* [Dataset records]:
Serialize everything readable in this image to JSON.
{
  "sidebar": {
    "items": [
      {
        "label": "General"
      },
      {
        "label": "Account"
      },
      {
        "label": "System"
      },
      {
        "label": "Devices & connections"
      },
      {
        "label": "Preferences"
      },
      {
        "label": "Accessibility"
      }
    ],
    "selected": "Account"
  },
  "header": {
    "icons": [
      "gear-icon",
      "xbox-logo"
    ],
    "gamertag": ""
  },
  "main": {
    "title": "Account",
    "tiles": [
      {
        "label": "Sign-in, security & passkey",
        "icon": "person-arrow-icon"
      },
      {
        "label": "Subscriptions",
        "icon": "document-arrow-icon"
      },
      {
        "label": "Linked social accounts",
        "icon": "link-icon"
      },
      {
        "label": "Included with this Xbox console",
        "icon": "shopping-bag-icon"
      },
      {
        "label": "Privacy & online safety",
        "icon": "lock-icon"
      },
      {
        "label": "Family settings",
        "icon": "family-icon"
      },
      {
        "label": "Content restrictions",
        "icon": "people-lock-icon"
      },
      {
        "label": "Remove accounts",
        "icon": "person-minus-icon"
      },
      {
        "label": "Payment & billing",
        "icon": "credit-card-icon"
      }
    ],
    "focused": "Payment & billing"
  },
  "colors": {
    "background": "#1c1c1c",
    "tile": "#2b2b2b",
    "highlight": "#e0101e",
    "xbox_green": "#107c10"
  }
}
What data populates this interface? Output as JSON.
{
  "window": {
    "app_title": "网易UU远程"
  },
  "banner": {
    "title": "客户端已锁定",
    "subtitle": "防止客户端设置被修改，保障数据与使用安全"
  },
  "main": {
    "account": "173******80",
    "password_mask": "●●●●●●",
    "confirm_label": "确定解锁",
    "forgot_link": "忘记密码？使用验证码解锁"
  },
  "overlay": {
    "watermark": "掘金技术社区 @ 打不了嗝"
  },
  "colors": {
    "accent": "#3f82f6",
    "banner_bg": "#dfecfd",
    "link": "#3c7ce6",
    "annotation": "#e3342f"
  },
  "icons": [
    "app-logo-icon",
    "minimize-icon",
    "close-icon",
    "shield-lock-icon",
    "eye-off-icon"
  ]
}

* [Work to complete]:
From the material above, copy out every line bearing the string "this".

* [Finished task]:
Serialize everything readable in this image to JSON.
        "label": "Included with this Xbox console",
What data populates this interface? Output as JSON.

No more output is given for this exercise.